App and web page records
-*-*-
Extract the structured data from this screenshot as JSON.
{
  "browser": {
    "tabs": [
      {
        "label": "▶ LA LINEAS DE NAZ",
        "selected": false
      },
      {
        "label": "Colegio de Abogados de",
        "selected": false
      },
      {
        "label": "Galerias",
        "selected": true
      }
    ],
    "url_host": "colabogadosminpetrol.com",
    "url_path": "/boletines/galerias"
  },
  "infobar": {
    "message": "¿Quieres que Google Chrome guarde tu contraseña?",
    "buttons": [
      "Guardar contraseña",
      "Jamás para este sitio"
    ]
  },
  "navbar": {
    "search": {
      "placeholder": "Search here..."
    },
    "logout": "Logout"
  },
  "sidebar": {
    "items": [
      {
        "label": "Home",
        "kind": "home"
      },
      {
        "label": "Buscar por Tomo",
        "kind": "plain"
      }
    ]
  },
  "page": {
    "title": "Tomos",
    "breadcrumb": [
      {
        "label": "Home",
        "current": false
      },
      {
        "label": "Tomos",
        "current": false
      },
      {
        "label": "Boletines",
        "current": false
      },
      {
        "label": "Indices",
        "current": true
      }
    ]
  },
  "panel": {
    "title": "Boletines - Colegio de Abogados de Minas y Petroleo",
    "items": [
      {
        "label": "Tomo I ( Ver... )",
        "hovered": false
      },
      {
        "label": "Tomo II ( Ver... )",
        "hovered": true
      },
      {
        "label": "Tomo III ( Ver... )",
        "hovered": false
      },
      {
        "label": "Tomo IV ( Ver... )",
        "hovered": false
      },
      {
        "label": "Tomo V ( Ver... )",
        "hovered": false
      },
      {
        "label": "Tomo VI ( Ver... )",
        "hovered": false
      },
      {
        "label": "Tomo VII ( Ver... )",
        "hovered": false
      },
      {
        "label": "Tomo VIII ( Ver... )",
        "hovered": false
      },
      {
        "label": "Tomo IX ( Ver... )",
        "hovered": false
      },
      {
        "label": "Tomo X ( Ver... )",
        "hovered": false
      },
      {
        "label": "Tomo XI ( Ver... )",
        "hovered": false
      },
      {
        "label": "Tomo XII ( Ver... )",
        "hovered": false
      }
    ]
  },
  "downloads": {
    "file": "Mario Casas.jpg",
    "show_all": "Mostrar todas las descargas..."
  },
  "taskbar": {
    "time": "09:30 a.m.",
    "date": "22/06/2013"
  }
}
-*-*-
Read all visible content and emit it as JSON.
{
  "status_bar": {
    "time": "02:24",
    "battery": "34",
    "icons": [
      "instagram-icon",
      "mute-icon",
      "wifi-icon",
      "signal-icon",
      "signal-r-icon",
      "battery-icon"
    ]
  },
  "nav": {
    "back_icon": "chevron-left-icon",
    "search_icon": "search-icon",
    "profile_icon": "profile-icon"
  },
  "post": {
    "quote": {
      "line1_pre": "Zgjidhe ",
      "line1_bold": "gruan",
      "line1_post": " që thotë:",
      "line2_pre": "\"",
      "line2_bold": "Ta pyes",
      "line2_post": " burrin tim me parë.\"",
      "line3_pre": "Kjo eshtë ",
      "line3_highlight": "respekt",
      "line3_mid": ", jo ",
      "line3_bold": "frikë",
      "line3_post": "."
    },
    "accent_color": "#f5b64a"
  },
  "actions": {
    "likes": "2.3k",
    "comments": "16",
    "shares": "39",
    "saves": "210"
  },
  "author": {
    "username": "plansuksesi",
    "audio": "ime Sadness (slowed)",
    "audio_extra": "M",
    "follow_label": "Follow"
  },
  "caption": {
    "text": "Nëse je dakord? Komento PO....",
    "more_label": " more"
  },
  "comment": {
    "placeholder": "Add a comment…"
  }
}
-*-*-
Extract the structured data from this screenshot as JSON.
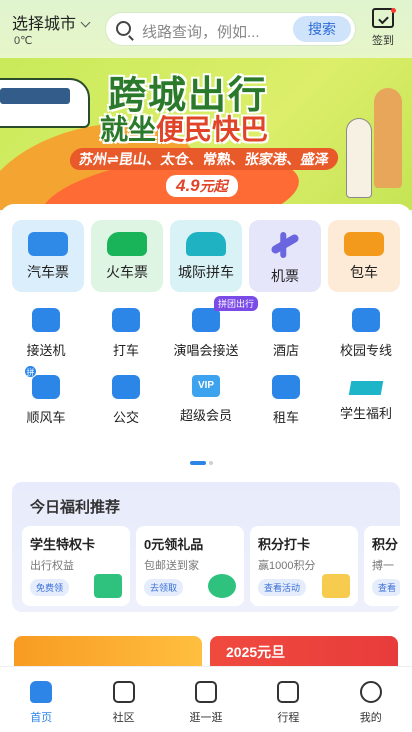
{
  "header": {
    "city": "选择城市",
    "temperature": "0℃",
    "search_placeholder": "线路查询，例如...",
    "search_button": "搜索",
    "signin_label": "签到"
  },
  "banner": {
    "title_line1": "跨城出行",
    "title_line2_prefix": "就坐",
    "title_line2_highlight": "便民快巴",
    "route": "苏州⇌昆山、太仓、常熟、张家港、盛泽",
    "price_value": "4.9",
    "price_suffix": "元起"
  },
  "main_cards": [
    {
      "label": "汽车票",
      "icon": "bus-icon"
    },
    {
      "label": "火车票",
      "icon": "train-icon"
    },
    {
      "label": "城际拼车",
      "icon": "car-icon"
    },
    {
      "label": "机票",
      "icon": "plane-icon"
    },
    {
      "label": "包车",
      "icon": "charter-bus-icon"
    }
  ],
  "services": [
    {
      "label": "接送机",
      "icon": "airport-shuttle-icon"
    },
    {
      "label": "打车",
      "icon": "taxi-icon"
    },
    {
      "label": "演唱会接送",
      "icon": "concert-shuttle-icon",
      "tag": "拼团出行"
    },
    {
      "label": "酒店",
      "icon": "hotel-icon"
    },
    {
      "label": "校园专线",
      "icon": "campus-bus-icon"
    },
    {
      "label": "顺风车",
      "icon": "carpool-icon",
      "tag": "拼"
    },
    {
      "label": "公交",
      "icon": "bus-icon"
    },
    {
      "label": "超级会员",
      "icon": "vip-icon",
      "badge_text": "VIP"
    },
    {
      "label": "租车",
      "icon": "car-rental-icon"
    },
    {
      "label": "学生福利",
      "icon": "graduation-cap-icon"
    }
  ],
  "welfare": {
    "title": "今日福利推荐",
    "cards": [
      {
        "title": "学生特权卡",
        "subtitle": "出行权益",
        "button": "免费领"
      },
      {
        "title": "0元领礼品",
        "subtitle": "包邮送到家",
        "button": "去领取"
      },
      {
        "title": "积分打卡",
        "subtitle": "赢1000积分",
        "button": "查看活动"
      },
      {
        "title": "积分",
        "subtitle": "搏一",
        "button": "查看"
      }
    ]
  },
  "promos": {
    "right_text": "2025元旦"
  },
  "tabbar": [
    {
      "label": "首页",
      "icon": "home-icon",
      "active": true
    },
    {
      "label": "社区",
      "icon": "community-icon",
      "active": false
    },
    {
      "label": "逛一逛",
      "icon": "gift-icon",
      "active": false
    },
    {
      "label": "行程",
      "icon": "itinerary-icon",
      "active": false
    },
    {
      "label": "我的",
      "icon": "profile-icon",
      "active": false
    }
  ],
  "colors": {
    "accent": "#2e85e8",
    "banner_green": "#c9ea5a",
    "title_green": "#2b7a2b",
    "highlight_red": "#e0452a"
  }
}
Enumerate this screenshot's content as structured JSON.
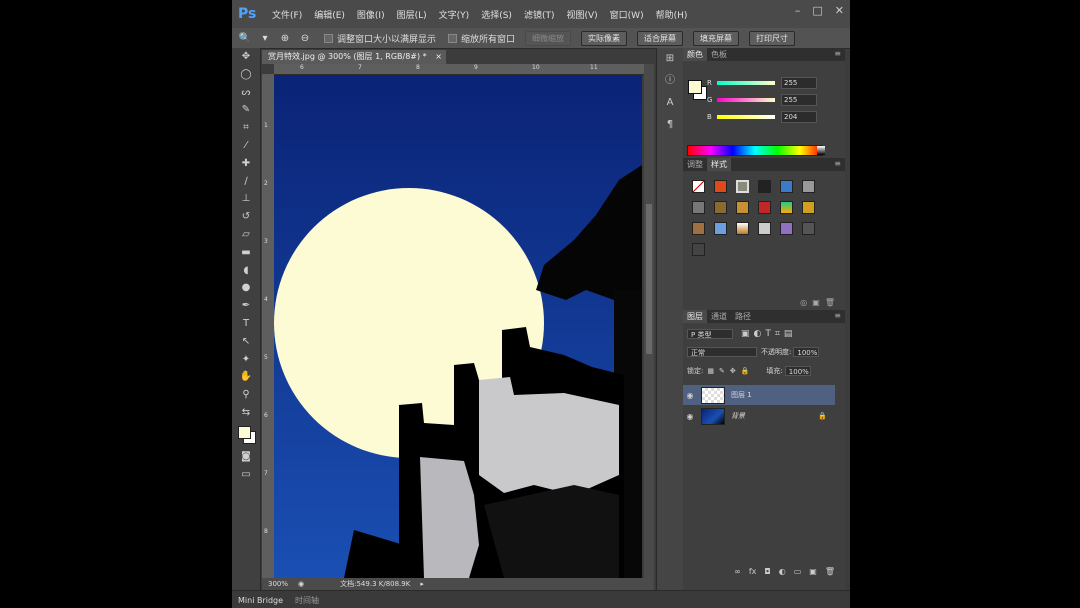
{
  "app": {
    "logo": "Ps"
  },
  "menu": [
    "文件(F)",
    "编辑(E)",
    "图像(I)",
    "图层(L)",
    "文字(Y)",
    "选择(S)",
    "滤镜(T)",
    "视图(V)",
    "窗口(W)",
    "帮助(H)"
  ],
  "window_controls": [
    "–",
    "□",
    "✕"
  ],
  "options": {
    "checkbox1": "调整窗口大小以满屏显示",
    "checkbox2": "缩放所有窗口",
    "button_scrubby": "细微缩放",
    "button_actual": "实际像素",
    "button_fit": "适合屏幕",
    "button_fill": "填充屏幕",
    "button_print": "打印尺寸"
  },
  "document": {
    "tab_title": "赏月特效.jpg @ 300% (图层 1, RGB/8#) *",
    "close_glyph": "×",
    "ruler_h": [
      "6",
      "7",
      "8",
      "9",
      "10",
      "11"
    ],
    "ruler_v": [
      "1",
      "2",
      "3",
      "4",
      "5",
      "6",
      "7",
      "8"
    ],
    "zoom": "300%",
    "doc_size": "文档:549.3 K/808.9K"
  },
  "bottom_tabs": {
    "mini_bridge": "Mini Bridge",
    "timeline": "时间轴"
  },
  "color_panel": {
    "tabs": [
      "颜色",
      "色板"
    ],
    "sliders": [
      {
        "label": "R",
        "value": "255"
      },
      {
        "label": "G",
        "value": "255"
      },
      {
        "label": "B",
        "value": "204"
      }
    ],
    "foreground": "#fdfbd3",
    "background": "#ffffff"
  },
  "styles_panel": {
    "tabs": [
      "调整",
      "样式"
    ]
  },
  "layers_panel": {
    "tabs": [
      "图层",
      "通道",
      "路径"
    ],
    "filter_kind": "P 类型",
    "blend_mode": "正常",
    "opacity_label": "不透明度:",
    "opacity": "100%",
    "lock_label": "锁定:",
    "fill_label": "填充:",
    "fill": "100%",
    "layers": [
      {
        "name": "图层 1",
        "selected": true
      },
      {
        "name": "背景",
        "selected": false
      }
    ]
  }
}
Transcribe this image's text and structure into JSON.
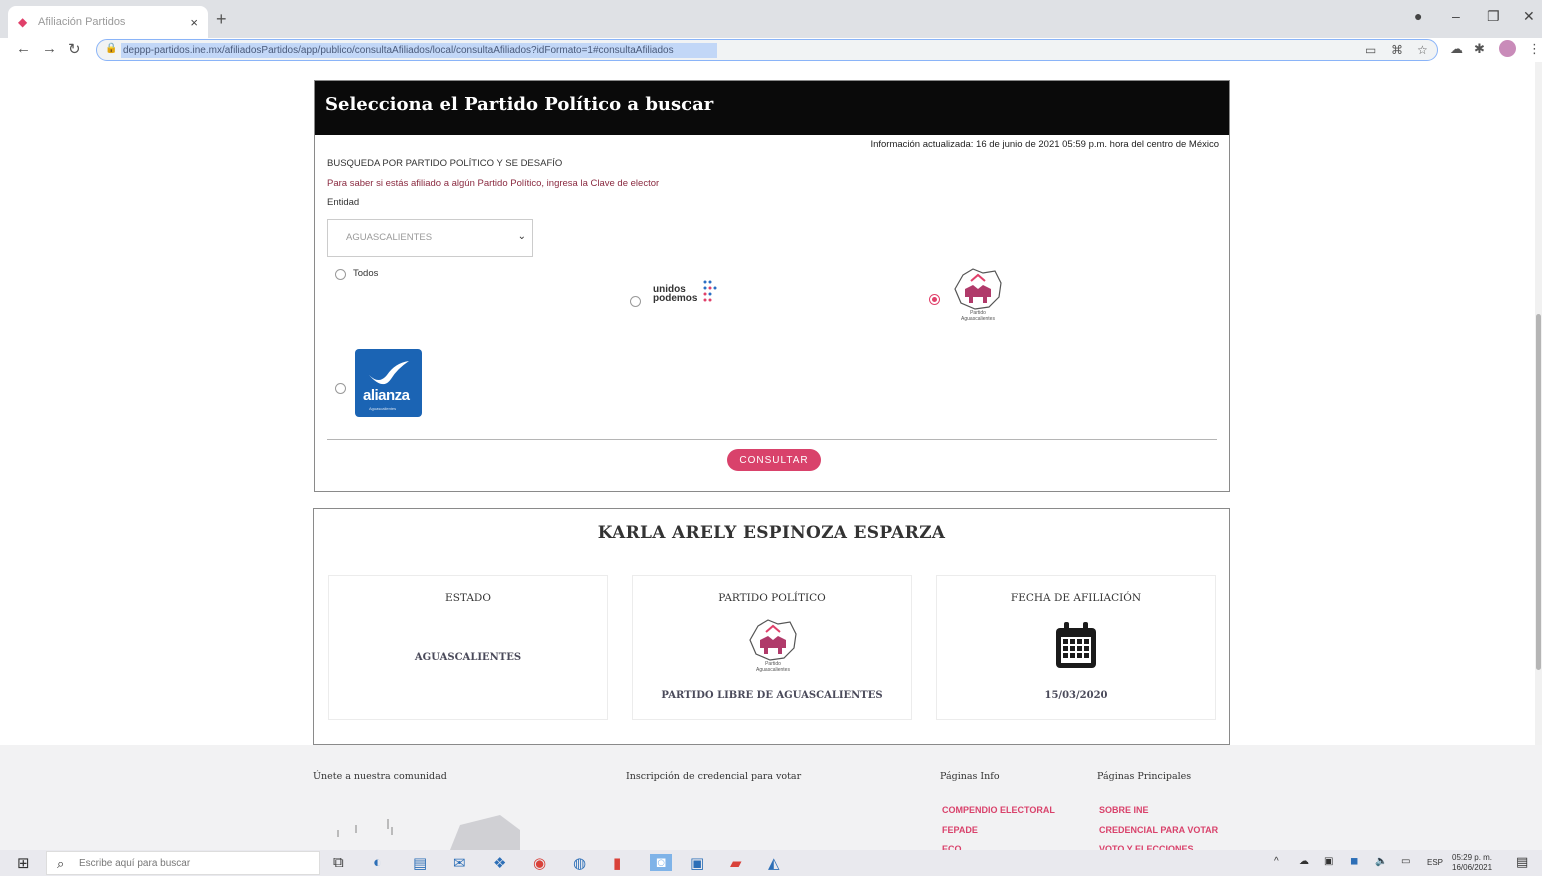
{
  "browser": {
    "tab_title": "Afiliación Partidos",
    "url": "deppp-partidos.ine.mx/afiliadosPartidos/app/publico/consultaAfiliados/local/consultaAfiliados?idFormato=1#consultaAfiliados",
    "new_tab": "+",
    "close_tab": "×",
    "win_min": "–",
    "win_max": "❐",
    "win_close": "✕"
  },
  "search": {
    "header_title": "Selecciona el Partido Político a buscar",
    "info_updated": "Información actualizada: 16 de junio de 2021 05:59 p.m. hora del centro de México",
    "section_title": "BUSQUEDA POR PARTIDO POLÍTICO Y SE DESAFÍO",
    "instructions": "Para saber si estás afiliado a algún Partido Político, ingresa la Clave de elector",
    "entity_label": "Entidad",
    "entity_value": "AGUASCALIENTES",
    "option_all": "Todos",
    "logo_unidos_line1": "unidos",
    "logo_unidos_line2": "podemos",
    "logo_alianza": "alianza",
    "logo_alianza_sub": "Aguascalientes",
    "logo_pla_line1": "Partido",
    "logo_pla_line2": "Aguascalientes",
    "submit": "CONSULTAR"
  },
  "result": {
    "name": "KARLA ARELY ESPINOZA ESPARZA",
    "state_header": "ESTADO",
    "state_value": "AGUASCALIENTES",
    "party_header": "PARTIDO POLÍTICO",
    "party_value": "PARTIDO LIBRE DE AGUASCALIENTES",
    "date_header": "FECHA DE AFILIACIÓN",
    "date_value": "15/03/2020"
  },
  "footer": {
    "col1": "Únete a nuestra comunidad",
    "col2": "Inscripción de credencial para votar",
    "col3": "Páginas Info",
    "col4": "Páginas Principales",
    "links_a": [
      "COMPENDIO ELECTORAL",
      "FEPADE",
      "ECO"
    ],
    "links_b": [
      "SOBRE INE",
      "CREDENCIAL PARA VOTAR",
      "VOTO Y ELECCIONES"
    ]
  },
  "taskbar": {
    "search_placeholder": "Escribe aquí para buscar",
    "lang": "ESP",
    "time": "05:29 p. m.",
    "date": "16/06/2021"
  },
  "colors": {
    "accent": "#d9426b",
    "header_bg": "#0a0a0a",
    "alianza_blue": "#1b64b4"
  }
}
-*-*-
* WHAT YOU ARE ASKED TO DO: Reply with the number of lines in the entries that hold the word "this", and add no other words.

* EXERCISE RESPONSE: 4